Rivers Cuomo, R. Kelly, Danger Mouse Support 'Blurred Lines' Appeal

Rivers Cuomo, R. Kelly, Danger Mouse Support 'Blurred Lines' Appeal


Rivers Cuomo, R. Kelly, Danger Mouse Support 'Blurred Lines' Appeal news

Over 200 musicians including Rivers Cuomo, R. Kelly and Danger Mouse, have signed an amicus brief supporting the “Blurred Lines” appeal. Credit: Jamie McCarthy/Getty

Rivers Cuomo, R. Kelly, Danger Mouse and members of Earth, Wind & Fire have signed an amicus brief supporting Pharrell and Robin Thicke's appeal in the "Blurred Lines" copyright case, according to The Hollywood Reporter.

In total, 212 musicians attached their names to the brief, including John Oates, Linkin Park, Fall Out Boy's Patrick Stump, Tool, film composer Hans Zimmer, Tears for Fears' Curt Smith, Juicy J, the Go-Go's, Frank Ocean collaborator Malay, Jennifer Hudson, Train's Patrick Monahan, the production duo Stargate, Aloe Blacc, Jean Baptiste and Kiesza.

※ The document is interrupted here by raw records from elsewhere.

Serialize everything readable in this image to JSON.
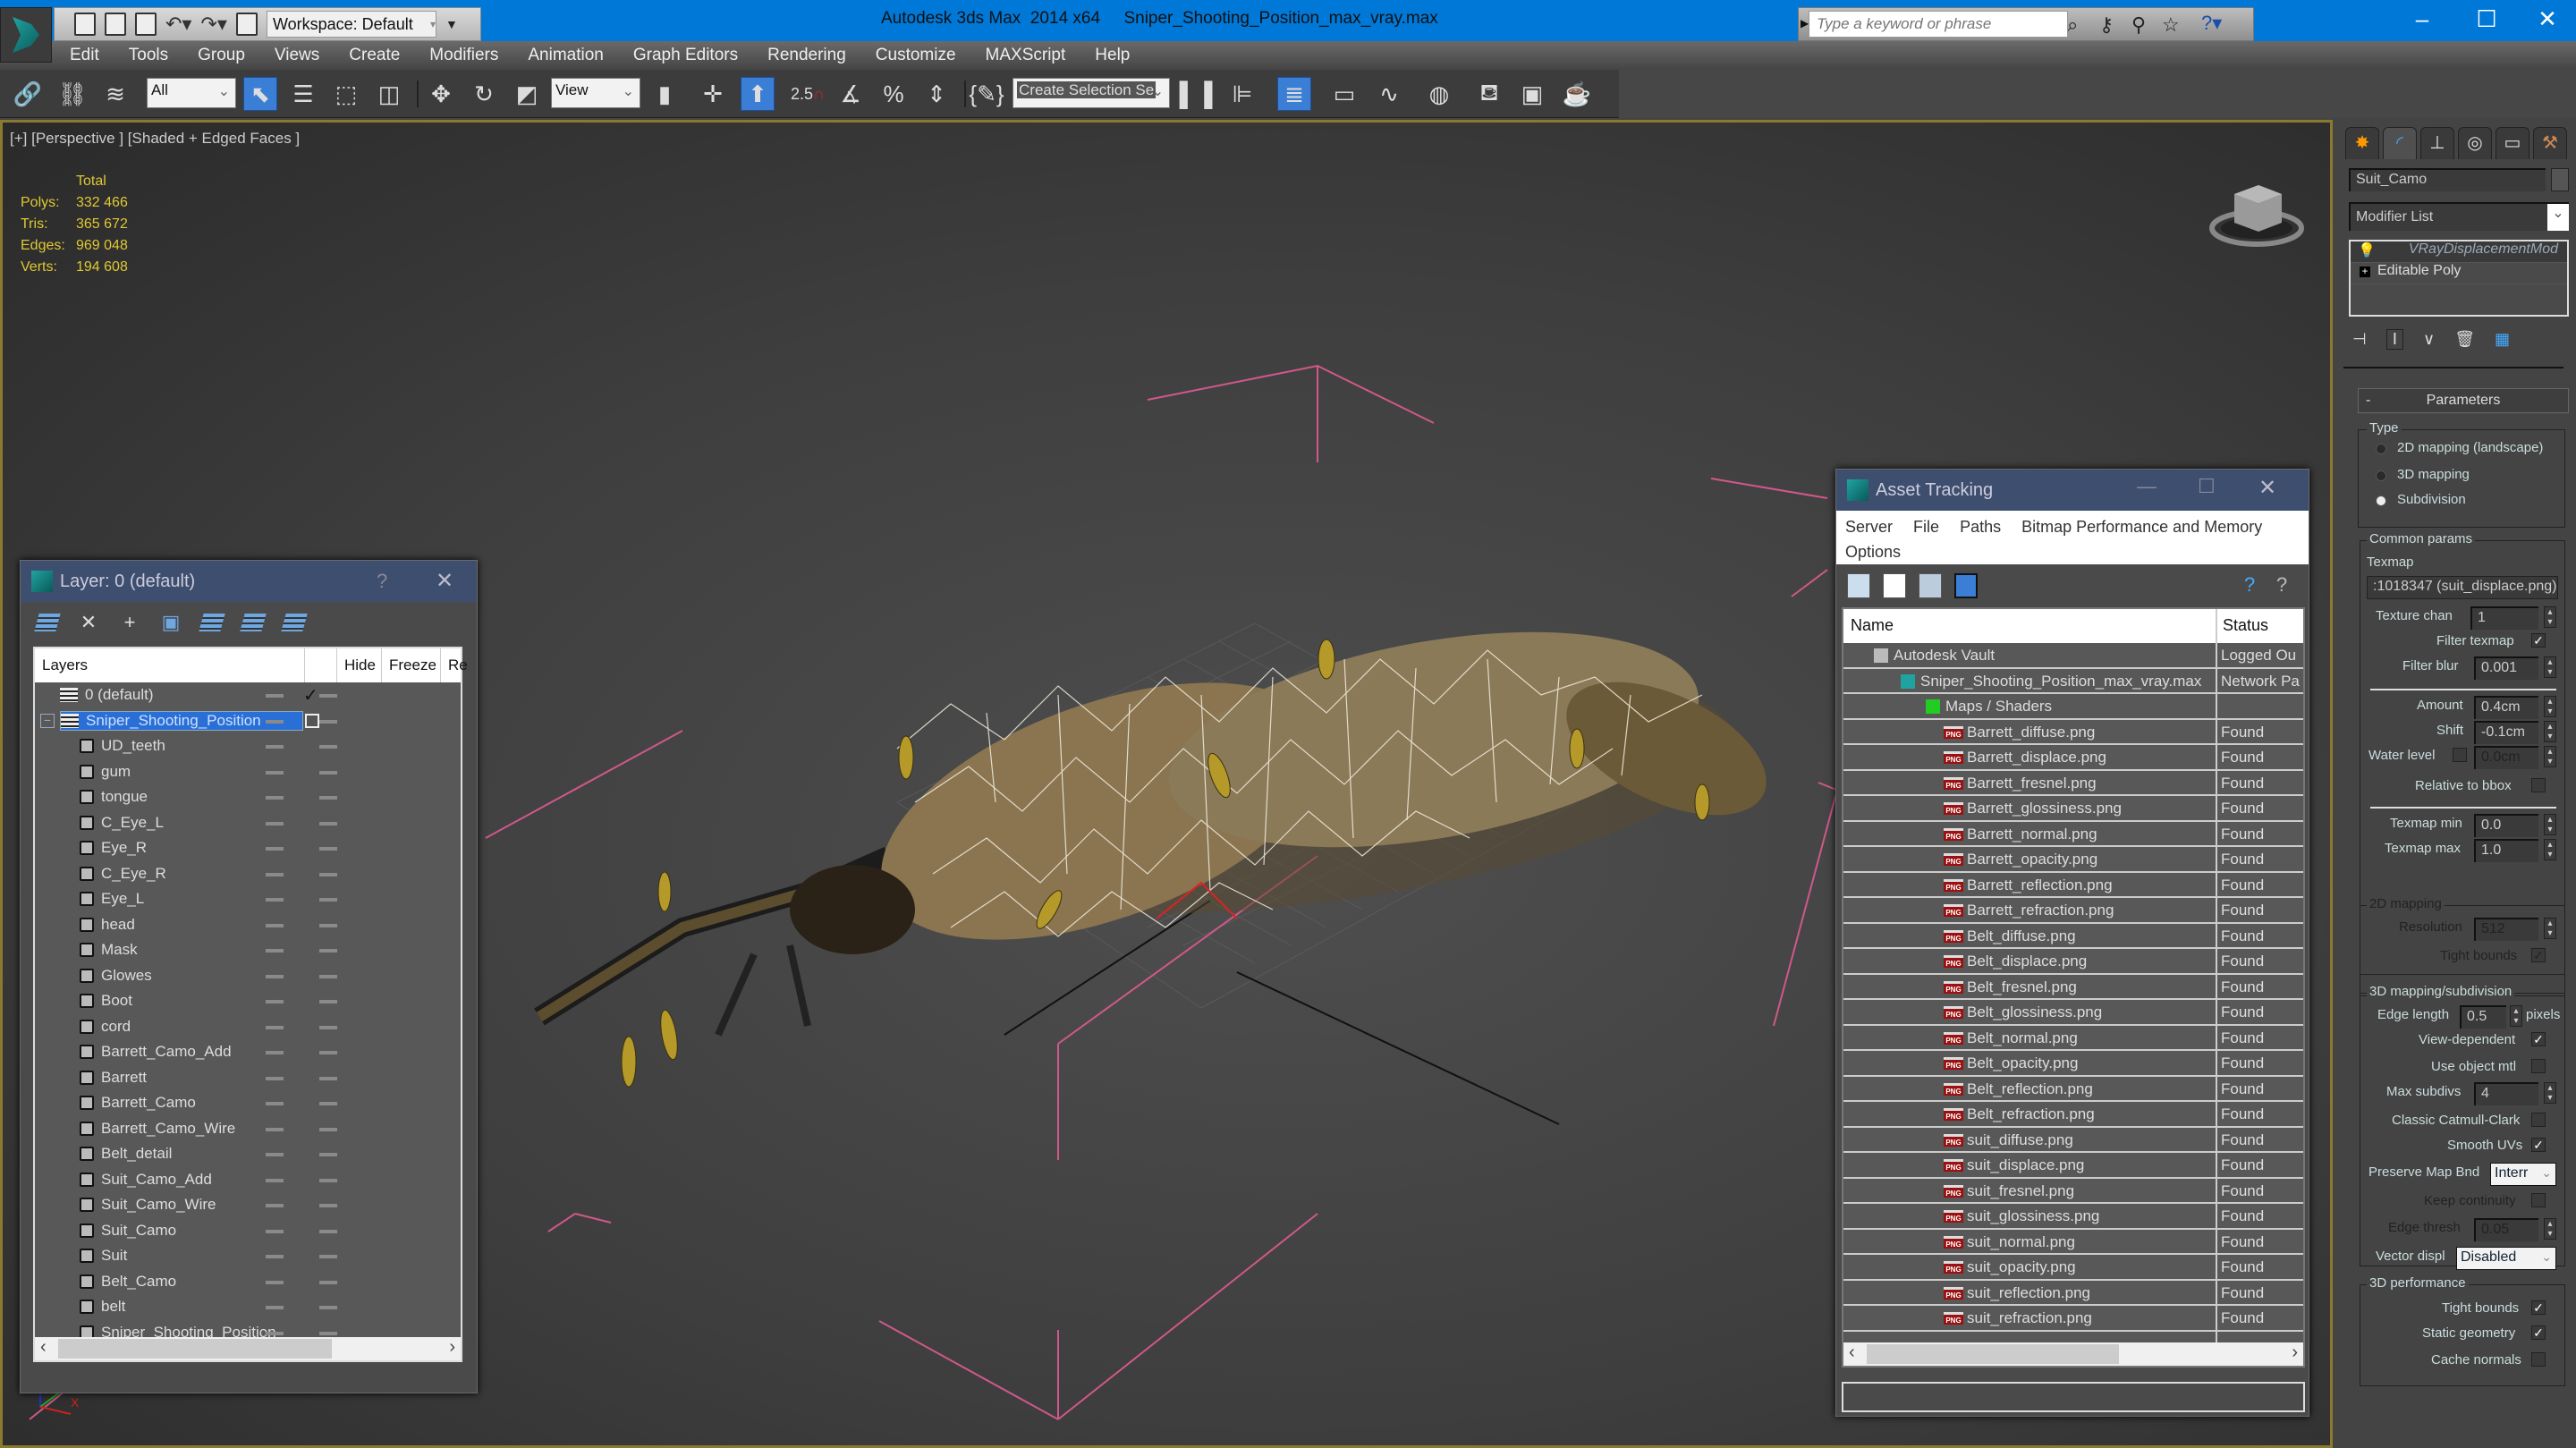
{
  "titlebar": {
    "app_title": "Autodesk 3ds Max  2014 x64",
    "file_name": "Sniper_Shooting_Position_max_vray.max",
    "workspace_label": "Workspace: Default",
    "search_placeholder": "Type a keyword or phrase",
    "minimize_glyph": "–",
    "maximize_glyph": "☐",
    "close_glyph": "✕",
    "search_tools": [
      "binoculars-icon",
      "key-icon",
      "satellite-icon",
      "star-icon",
      "help-icon"
    ]
  },
  "menubar": {
    "items": [
      "Edit",
      "Tools",
      "Group",
      "Views",
      "Create",
      "Modifiers",
      "Animation",
      "Graph Editors",
      "Rendering",
      "Customize",
      "MAXScript",
      "Help"
    ]
  },
  "toolbar": {
    "selection_filter": "All",
    "reference_coord": "View",
    "named_selection_placeholder": "Create Selection Se",
    "snap_value_label": "2.5"
  },
  "viewport": {
    "label": "[+] [Perspective ] [Shaded + Edged Faces ]",
    "stats": {
      "header": "Total",
      "rows": [
        {
          "label": "Polys:",
          "value": "332 466"
        },
        {
          "label": "Tris:",
          "value": "365 672"
        },
        {
          "label": "Edges:",
          "value": "969 048"
        },
        {
          "label": "Verts:",
          "value": "194 608"
        }
      ]
    },
    "axis_label_x": "X"
  },
  "layer_dialog": {
    "title": "Layer: 0 (default)",
    "help_glyph": "?",
    "close_glyph": "✕",
    "columns": [
      "Layers",
      "",
      "Hide",
      "Freeze",
      "Re"
    ],
    "layers": [
      {
        "name": "0 (default)",
        "type": "layer",
        "current": true
      },
      {
        "name": "Sniper_Shooting_Position",
        "type": "layer",
        "selected": true,
        "expanded": true
      }
    ],
    "objects": [
      "UD_teeth",
      "gum",
      "tongue",
      "C_Eye_L",
      "Eye_R",
      "C_Eye_R",
      "Eye_L",
      "head",
      "Mask",
      "Glowes",
      "Boot",
      "cord",
      "Barrett_Camo_Add",
      "Barrett",
      "Barrett_Camo",
      "Barrett_Camo_Wire",
      "Belt_detail",
      "Suit_Camo_Add",
      "Suit_Camo_Wire",
      "Suit_Camo",
      "Suit",
      "Belt_Camo",
      "belt",
      "Sniper_Shooting_Position"
    ]
  },
  "asset_dialog": {
    "title": "Asset Tracking",
    "menu": [
      "Server",
      "File",
      "Paths",
      "Bitmap Performance and Memory",
      "Options"
    ],
    "columns": [
      "Name",
      "Status"
    ],
    "tree": [
      {
        "name": "Autodesk Vault",
        "status": "Logged Ou",
        "level": 0,
        "icon": "vault-icon"
      },
      {
        "name": "Sniper_Shooting_Position_max_vray.max",
        "status": "Network Pa",
        "level": 1,
        "icon": "max-file-icon"
      },
      {
        "name": "Maps / Shaders",
        "status": "",
        "level": 2,
        "icon": "maps-icon"
      }
    ],
    "files": [
      {
        "name": "Barrett_diffuse.png",
        "status": "Found"
      },
      {
        "name": "Barrett_displace.png",
        "status": "Found"
      },
      {
        "name": "Barrett_fresnel.png",
        "status": "Found"
      },
      {
        "name": "Barrett_glossiness.png",
        "status": "Found"
      },
      {
        "name": "Barrett_normal.png",
        "status": "Found"
      },
      {
        "name": "Barrett_opacity.png",
        "status": "Found"
      },
      {
        "name": "Barrett_reflection.png",
        "status": "Found"
      },
      {
        "name": "Barrett_refraction.png",
        "status": "Found"
      },
      {
        "name": "Belt_diffuse.png",
        "status": "Found"
      },
      {
        "name": "Belt_displace.png",
        "status": "Found"
      },
      {
        "name": "Belt_fresnel.png",
        "status": "Found"
      },
      {
        "name": "Belt_glossiness.png",
        "status": "Found"
      },
      {
        "name": "Belt_normal.png",
        "status": "Found"
      },
      {
        "name": "Belt_opacity.png",
        "status": "Found"
      },
      {
        "name": "Belt_reflection.png",
        "status": "Found"
      },
      {
        "name": "Belt_refraction.png",
        "status": "Found"
      },
      {
        "name": "suit_diffuse.png",
        "status": "Found"
      },
      {
        "name": "suit_displace.png",
        "status": "Found"
      },
      {
        "name": "suit_fresnel.png",
        "status": "Found"
      },
      {
        "name": "suit_glossiness.png",
        "status": "Found"
      },
      {
        "name": "suit_normal.png",
        "status": "Found"
      },
      {
        "name": "suit_opacity.png",
        "status": "Found"
      },
      {
        "name": "suit_reflection.png",
        "status": "Found"
      },
      {
        "name": "suit_refraction.png",
        "status": "Found"
      }
    ],
    "png_badge": "PNG"
  },
  "command_panel": {
    "tabs": [
      "create-icon",
      "modify-icon",
      "hierarchy-icon",
      "motion-icon",
      "display-icon",
      "utilities-icon"
    ],
    "object_name": "Suit_Camo",
    "modifier_list_label": "Modifier List",
    "stack": [
      {
        "name": "VRayDisplacementMod",
        "italic": true
      },
      {
        "name": "Editable Poly",
        "italic": false
      }
    ],
    "rollout_title": "Parameters",
    "rollout_toggle": "-",
    "type_group": {
      "title": "Type",
      "options": [
        "2D mapping (landscape)",
        "3D mapping",
        "Subdivision"
      ],
      "selected_index": 2
    },
    "common_group": {
      "title": "Common params",
      "texmap_label": "Texmap",
      "texmap_value": ":1018347 (suit_displace.png)",
      "texture_chan_label": "Texture chan",
      "texture_chan_value": "1",
      "filter_texmap_label": "Filter texmap",
      "filter_texmap_checked": true,
      "filter_blur_label": "Filter blur",
      "filter_blur_value": "0.001",
      "amount_label": "Amount",
      "amount_value": "0.4cm",
      "shift_label": "Shift",
      "shift_value": "-0.1cm",
      "water_level_label": "Water level",
      "water_level_checked": false,
      "water_level_value": "0.0cm",
      "relative_bbox_label": "Relative to bbox",
      "relative_bbox_checked": false,
      "texmap_min_label": "Texmap min",
      "texmap_min_value": "0.0",
      "texmap_max_label": "Texmap max",
      "texmap_max_value": "1.0"
    },
    "mapping2d_group": {
      "title": "2D mapping",
      "resolution_label": "Resolution",
      "resolution_value": "512",
      "tight_bounds_label": "Tight bounds",
      "tight_bounds_checked": true
    },
    "mapping3d_group": {
      "title": "3D mapping/subdivision",
      "edge_length_label": "Edge length",
      "edge_length_value": "0.5",
      "edge_length_unit": "pixels",
      "view_dependent_label": "View-dependent",
      "view_dependent_checked": true,
      "use_object_mtl_label": "Use object mtl",
      "use_object_mtl_checked": false,
      "max_subdivs_label": "Max subdivs",
      "max_subdivs_value": "4",
      "catmull_label": "Classic Catmull-Clark",
      "catmull_checked": false,
      "smooth_uvs_label": "Smooth UVs",
      "smooth_uvs_checked": true,
      "preserve_map_label": "Preserve Map Bnd",
      "preserve_map_value": "Interr",
      "keep_continuity_label": "Keep continuity",
      "keep_continuity_checked": false,
      "edge_thresh_label": "Edge thresh",
      "edge_thresh_value": "0.05",
      "vector_displ_label": "Vector displ",
      "vector_displ_value": "Disabled"
    },
    "performance_group": {
      "title": "3D performance",
      "tight_bounds_label": "Tight bounds",
      "tight_bounds_checked": true,
      "static_geometry_label": "Static geometry",
      "static_geometry_checked": true,
      "cache_normals_label": "Cache normals",
      "cache_normals_checked": false
    }
  },
  "colors": {
    "title_blue": "#0078d7",
    "selection_blue": "#2a6fd6",
    "stats_yellow": "#e0c832",
    "viewport_border": "#8b7a2e",
    "bbox_pink": "#d0588a"
  }
}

The brief lays out the concerns many artists have voiced since a Los Angeles jury determined that "Blurred Lines" essentially ripped off Marvin Gaye's 1977 hit "Got to Give It Up." While the Gaye family was awarded $5.3 million in damages and 50 percent of royalties from "Blurred Lines," the ruling also set a new precedent for copyright cases.

As the amicus brief notes, "Blurred Lines" and "Got to Give It Up" have completely different melodies and song structures, and do not share any lyrics or "a sequence of even two chords played in the same order and for the same duration." Yet the court ruled that "Blurred Lines" significantly aped the vibe of "Got to Give It Up," something that had previously been beyond copyright protection.

"The verdict in this case threatens to punish songwriters for creating new music that is inspired by prior works," reads the brief, which was written by attorney Ed McPherson. "All music shares inspiration from prior musical works, especially within a particular musical genre. By eliminating any meaningful standard for drawing the line between permissible inspiration and unlawful copying, the judgment is certain to stifle creativity and impede the creative process. The law should provide clearer rules so that songwriters can know when the line is crossed, or at least where the line is."

The brief goes on to warn of the potential repercussions the "Blurred Lines" decision could have on the future creativity by looking at past pop inspirations: "One can only imagine what our music would have sounded like if David Bowie would have been afraid to draw from Shirley Bassey, or if the Beatles would have been afraid to draw from Chuck Berry, or if Elton John would have been afraid to draw from the Beatles, or if Elvis Presley would have been afraid to draw from his many influences." 

Pharrell, Thicke and T.I. (who was found not liable in the original ruling) filed their appeal last week. Their opening brief focused specifically on disparities in copyright law, noting that Gaye filed the sheet music for "Got to Give It Up" with the Copyright Office before a legislative change made sound recordings protectable under copyright law. The "Blurred Lines" writers asserted that based on the sheet music alone, the trial should have never happened; yet at both the summary judgment and trial, elements of the "Got to Give It Up" sound recording were taken into account by the judge and jury.